We have a nice 5th wheel we live in about nine months of the year. It came pretty well loaded with amenities making it convenient for us to camp with or without hookups. I don't want to put all men in the same category but most of them do like gadgets. My husband is no different. I don't mind him buying things we will use a lot or that can make chores more convenient, but I don't think we have to keep up with the Jones'. He saw a guy at the dump station with a grinding pump that allows black water to go through a garden hose. My husband thought that was the greatest thing since sliced bread. He now wants to spend over three hundred dollars so he can grind up stink and put it through a smaller hose. He hasn't been very convincing as to how often we would need this item. We have been RVing for thirty years and we haven't needed one yet.
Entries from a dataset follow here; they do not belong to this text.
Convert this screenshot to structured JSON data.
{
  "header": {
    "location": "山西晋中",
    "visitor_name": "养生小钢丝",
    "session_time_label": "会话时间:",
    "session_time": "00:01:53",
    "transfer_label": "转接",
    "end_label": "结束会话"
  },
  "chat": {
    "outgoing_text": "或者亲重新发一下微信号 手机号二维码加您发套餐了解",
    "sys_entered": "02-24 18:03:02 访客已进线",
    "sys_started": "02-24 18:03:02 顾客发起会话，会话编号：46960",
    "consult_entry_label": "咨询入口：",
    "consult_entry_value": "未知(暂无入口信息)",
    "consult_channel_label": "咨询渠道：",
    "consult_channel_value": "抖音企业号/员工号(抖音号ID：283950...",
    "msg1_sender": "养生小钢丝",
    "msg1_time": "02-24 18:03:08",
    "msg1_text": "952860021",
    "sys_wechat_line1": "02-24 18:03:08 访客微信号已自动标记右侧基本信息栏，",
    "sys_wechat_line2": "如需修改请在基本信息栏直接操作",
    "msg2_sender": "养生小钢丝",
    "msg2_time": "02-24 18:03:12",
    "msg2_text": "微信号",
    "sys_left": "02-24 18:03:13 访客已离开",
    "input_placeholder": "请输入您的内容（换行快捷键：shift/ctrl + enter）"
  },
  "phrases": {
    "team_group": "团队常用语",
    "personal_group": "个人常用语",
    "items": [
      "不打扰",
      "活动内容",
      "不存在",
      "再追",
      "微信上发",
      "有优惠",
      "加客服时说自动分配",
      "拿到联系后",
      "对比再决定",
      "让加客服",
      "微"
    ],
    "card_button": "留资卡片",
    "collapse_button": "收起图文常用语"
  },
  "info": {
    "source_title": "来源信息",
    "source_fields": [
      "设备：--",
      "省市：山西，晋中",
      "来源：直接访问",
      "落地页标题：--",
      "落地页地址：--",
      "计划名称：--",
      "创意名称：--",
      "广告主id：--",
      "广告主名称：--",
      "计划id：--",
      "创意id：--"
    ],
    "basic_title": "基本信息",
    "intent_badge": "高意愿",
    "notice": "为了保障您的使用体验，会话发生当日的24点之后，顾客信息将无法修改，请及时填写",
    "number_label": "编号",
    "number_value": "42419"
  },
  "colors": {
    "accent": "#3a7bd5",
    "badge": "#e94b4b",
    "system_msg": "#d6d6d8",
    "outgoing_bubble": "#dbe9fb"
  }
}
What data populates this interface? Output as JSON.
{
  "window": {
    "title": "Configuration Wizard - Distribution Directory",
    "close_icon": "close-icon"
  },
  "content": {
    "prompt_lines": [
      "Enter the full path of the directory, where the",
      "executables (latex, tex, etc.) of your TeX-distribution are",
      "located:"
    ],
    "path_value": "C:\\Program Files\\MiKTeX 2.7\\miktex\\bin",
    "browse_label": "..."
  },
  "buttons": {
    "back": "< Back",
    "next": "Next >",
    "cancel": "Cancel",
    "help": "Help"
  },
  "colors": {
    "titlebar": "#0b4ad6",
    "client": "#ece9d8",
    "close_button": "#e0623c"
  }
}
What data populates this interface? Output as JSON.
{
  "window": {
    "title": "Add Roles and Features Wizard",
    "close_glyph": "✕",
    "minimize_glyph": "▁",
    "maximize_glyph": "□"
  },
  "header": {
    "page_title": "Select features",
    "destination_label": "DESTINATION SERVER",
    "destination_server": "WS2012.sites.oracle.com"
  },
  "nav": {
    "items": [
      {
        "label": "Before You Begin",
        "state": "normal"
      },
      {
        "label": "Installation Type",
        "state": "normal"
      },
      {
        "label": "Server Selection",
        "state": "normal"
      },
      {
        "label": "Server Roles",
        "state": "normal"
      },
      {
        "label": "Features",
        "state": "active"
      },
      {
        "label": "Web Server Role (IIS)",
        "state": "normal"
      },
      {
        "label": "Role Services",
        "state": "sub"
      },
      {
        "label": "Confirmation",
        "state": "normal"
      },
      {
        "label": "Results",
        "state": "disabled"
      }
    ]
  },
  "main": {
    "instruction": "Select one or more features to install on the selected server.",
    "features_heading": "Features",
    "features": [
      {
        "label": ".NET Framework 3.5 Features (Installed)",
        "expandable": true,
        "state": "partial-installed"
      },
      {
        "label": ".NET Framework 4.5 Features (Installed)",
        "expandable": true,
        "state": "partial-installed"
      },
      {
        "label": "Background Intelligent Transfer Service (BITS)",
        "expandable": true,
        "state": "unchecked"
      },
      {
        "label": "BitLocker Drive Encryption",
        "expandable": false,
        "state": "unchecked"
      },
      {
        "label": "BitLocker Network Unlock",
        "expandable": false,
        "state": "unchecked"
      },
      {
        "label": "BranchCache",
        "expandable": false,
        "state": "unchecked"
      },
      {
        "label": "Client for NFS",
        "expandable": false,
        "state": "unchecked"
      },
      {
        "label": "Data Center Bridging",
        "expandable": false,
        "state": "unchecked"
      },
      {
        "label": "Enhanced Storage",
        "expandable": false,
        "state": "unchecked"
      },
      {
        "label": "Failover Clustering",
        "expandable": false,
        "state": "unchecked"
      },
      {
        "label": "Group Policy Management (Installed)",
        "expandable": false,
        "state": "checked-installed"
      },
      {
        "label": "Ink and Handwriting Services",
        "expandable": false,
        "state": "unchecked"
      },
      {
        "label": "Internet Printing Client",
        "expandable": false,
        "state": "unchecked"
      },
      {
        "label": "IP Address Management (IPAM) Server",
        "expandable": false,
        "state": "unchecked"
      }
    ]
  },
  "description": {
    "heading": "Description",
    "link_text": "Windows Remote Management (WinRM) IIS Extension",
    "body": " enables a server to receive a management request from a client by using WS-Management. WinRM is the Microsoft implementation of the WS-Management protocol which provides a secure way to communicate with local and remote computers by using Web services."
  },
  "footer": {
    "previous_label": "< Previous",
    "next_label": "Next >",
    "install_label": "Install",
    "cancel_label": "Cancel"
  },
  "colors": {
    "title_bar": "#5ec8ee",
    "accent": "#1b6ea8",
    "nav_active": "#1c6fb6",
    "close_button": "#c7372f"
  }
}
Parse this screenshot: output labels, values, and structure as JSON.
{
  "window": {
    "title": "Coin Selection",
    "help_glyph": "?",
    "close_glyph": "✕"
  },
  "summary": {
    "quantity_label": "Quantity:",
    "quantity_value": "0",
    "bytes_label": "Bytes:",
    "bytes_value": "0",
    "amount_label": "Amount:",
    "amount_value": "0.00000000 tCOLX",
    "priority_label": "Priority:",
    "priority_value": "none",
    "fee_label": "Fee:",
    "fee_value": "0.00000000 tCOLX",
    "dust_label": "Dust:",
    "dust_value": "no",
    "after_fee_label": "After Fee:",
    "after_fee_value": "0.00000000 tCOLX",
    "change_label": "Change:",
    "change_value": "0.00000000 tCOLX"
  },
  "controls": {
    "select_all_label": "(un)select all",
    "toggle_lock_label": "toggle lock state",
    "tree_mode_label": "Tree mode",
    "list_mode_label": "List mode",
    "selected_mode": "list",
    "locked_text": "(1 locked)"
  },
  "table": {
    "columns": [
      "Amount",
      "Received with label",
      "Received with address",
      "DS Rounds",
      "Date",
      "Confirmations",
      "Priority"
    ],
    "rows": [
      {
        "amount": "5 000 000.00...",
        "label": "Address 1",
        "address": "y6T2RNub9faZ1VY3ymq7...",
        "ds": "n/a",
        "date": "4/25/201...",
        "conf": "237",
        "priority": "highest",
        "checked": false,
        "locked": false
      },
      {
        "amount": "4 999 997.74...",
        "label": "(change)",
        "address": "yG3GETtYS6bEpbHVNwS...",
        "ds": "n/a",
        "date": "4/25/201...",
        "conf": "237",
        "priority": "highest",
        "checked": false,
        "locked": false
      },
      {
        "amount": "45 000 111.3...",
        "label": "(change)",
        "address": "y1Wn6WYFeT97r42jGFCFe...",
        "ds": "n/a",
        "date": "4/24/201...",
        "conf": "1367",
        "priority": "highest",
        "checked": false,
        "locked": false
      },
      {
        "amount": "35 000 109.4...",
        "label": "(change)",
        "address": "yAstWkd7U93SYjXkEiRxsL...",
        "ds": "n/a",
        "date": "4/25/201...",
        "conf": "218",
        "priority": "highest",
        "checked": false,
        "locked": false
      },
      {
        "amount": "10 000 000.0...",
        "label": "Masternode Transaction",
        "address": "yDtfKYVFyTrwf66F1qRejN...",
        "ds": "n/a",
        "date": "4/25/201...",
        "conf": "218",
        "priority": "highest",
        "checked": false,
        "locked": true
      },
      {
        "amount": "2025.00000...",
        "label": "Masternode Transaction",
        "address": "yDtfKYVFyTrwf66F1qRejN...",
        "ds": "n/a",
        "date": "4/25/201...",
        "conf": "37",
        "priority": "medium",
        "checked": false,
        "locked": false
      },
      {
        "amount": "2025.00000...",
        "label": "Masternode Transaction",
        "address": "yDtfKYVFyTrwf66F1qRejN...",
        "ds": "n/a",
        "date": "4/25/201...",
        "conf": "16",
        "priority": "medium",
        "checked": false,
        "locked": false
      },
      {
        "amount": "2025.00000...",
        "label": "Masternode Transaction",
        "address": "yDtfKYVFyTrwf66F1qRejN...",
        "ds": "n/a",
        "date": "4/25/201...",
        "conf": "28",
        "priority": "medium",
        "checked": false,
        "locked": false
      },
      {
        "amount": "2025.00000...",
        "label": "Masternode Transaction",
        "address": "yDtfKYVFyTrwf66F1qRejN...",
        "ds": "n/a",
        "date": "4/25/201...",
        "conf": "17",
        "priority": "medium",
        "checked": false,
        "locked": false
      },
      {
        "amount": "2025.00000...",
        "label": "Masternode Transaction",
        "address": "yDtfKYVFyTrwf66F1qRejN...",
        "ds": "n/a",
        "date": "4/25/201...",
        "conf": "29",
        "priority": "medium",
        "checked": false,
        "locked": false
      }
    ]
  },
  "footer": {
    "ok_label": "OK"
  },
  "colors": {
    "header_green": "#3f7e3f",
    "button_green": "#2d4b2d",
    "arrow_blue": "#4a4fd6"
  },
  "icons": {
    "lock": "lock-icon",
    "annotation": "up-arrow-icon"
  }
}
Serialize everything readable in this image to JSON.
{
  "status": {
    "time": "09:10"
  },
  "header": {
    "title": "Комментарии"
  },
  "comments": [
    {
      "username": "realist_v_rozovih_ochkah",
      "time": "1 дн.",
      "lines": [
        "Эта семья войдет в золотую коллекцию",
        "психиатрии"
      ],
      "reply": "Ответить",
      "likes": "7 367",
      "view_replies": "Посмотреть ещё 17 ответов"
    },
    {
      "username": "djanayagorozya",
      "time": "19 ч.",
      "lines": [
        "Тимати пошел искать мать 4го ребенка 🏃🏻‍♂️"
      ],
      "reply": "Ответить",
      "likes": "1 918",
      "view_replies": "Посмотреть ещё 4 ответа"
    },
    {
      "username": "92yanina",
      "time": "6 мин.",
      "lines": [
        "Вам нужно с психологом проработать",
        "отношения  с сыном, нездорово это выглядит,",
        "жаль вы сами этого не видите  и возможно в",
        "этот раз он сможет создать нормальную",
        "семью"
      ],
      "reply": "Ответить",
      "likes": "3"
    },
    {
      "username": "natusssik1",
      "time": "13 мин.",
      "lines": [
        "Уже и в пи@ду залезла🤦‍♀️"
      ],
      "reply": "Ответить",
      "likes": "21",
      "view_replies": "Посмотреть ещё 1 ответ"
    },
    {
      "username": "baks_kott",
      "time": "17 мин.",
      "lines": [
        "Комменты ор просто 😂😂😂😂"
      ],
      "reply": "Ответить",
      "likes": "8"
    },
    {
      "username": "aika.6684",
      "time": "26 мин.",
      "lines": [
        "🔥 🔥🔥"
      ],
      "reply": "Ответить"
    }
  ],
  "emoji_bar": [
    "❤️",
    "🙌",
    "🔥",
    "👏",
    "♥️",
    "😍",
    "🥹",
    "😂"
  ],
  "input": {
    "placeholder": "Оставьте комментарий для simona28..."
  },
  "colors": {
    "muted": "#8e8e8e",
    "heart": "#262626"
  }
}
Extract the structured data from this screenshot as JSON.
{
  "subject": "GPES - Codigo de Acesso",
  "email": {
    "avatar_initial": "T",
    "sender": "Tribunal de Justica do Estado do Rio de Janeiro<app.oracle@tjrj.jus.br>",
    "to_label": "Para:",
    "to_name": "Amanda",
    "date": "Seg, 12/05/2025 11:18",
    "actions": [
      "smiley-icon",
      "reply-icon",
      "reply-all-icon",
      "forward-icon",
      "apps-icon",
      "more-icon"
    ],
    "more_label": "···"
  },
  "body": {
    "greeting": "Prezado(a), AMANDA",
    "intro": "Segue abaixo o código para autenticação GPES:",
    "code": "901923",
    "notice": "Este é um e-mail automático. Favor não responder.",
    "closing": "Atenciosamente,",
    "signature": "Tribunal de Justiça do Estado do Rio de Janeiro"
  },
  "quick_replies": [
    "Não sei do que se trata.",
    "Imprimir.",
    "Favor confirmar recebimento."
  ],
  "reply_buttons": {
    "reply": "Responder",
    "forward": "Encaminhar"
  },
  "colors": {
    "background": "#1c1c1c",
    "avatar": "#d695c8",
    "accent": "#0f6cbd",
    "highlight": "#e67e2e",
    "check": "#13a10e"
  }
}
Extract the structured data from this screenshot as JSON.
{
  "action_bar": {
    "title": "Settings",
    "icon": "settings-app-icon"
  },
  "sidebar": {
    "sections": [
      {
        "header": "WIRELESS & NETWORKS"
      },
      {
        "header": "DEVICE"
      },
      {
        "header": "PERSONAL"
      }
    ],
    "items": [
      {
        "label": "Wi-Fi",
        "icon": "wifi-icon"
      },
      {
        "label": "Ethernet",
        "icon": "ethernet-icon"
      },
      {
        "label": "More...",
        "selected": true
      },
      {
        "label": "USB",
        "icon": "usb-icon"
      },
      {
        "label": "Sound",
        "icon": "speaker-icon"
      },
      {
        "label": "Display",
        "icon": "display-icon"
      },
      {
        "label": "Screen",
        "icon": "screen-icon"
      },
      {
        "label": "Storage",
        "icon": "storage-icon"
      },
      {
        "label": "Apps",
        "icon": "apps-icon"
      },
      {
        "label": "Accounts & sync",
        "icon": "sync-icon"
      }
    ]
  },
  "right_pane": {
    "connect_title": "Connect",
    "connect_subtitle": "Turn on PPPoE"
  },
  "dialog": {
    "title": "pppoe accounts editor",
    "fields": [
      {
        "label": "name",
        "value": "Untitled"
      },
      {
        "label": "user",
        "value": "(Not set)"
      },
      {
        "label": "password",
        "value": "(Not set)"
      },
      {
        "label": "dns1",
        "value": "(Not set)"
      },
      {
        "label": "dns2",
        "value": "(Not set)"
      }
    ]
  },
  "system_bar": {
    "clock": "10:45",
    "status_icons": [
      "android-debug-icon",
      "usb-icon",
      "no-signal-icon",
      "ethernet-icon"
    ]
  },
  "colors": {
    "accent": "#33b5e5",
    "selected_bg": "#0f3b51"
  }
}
Should I humor him and go along with this foolishness or hold my ground?
 --Black water puree in Pontiac

 Dear Black Water: It sounds like you two discuss what goes into your budget and what does not. If your husband really thinks he needs a macerator pump he will just have to sell you on it. Many new rigs do have them. They are convenient if you have to move black water a distance. Many people use them at home to dump into a home septic system. They are slower when you are at a dump station where a three inch hose is convenient. Most require 12V power or a water source to run. There are many things on your rig that are not absolutely necessary. The two of you will have to decide if this is an investment you think would be beneficial. I would suggest checking Craigslist and Ebay for a unit that someone else has already bought and then decided they didn't need one more thing to haul around. Their investment loss will be your gain, until you decide you really didn't need it either. The water driven system is about a third the price. Just don't hold up the line at the dump station arguing over who gets to go back to the old grind. --Keep Smilin', Dr. R.V. Shrink